Data excerpts
::::

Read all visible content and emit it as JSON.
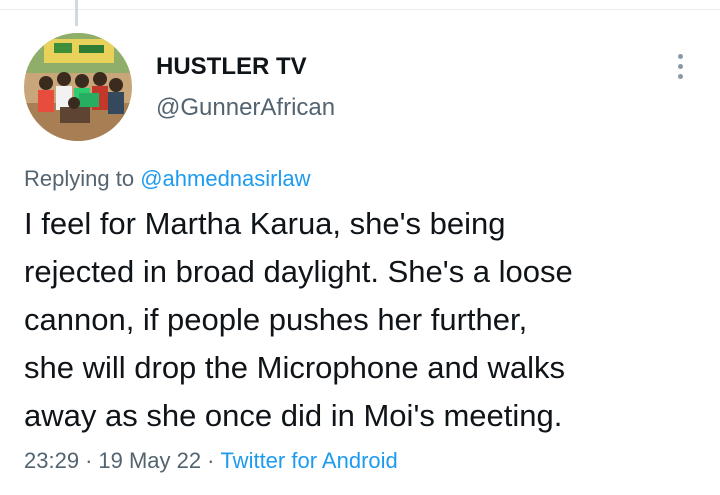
{
  "tweet": {
    "author": {
      "display_name": "HUSTLER TV",
      "handle": "@GunnerAfrican",
      "avatar_icon": "group-photo-avatar"
    },
    "reply": {
      "prefix": "Replying to",
      "mention": "@ahmednasirlaw"
    },
    "text_lines": [
      "I feel for Martha Karua, she's being",
      "rejected in broad daylight. She's a loose",
      "cannon, if people pushes her further,",
      "she will drop the Microphone and walks",
      "away as she once did in Moi's meeting."
    ],
    "meta": {
      "time": "23:29",
      "separator": "·",
      "date": "19 May 22",
      "source": "Twitter for Android"
    },
    "more_icon": "more-vertical-icon"
  },
  "colors": {
    "text": "#0f1419",
    "secondary": "#536471",
    "link": "#1d9bf0",
    "divider": "#e6ecf0"
  }
}
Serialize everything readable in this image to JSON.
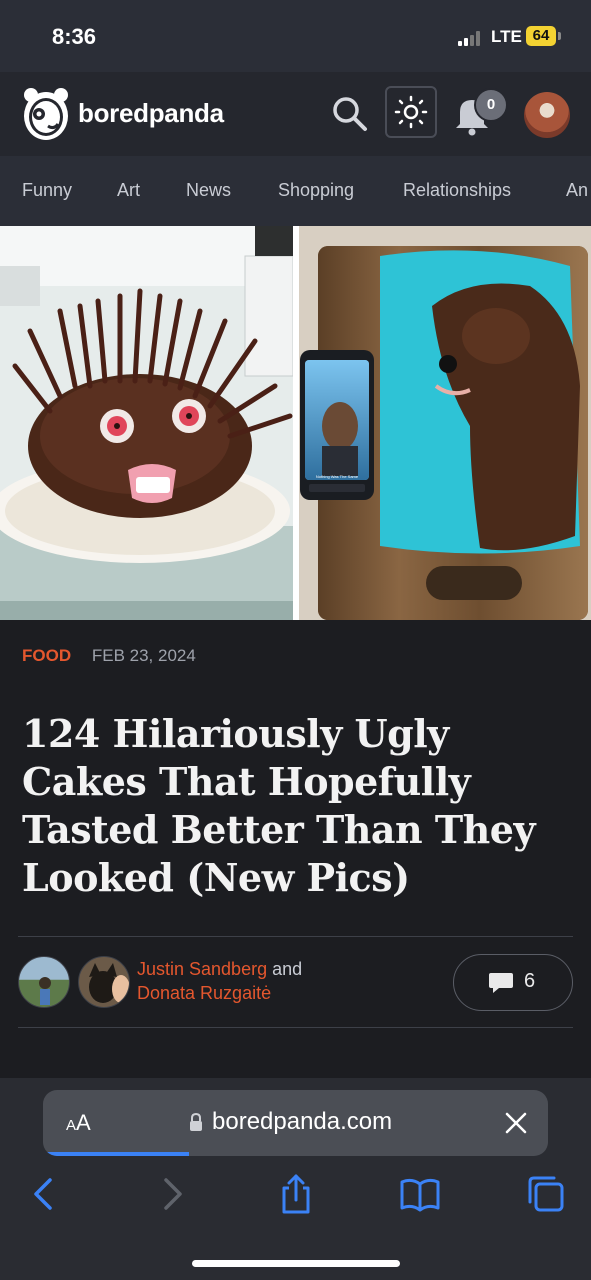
{
  "status_bar": {
    "time": "8:36",
    "network": "LTE",
    "battery": "64"
  },
  "header": {
    "logo_text": "boredpanda",
    "notification_count": "0"
  },
  "nav": {
    "items": [
      "Funny",
      "Art",
      "News",
      "Shopping",
      "Relationships",
      "An"
    ]
  },
  "hero": {
    "left_image": "hedgehog-chocolate-cake-photo",
    "right_image": "drake-portrait-cake-photo",
    "phone_caption_lines": [
      "Nothing Was The Same",
      "DRAKE"
    ]
  },
  "article": {
    "category": "FOOD",
    "date": "FEB 23, 2024",
    "title": "124 Hilariously Ugly Cakes That Hopefully Tasted Better Than They Looked (New Pics)",
    "authors": {
      "first": "Justin Sandberg",
      "conjunction": "and",
      "second": "Donata Ruzgaitė"
    },
    "comment_count": "6"
  },
  "browser": {
    "aa_small": "A",
    "aa_big": "A",
    "url": "boredpanda.com",
    "load_progress": 0.29
  },
  "colors": {
    "accent": "#e4572e",
    "header_bg": "#25272e",
    "nav_bg": "#2b2e37",
    "page_bg": "#1c1d21",
    "link_blue": "#3b82f6"
  },
  "icons": {
    "search": "search-icon",
    "theme": "sun-icon",
    "notifications": "bell-icon",
    "comments": "comment-bubble-icon",
    "lock": "lock-icon",
    "close": "close-icon",
    "back": "chevron-left-icon",
    "forward": "chevron-right-icon",
    "share": "share-icon",
    "bookmarks": "book-icon",
    "tabs": "tabs-icon"
  }
}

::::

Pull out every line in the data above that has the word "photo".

      "avatar_icon": "group-photo-avatar"
    "left_image": "hedgehog-chocolate-cake-photo",
    "right_image": "drake-portrait-cake-photo",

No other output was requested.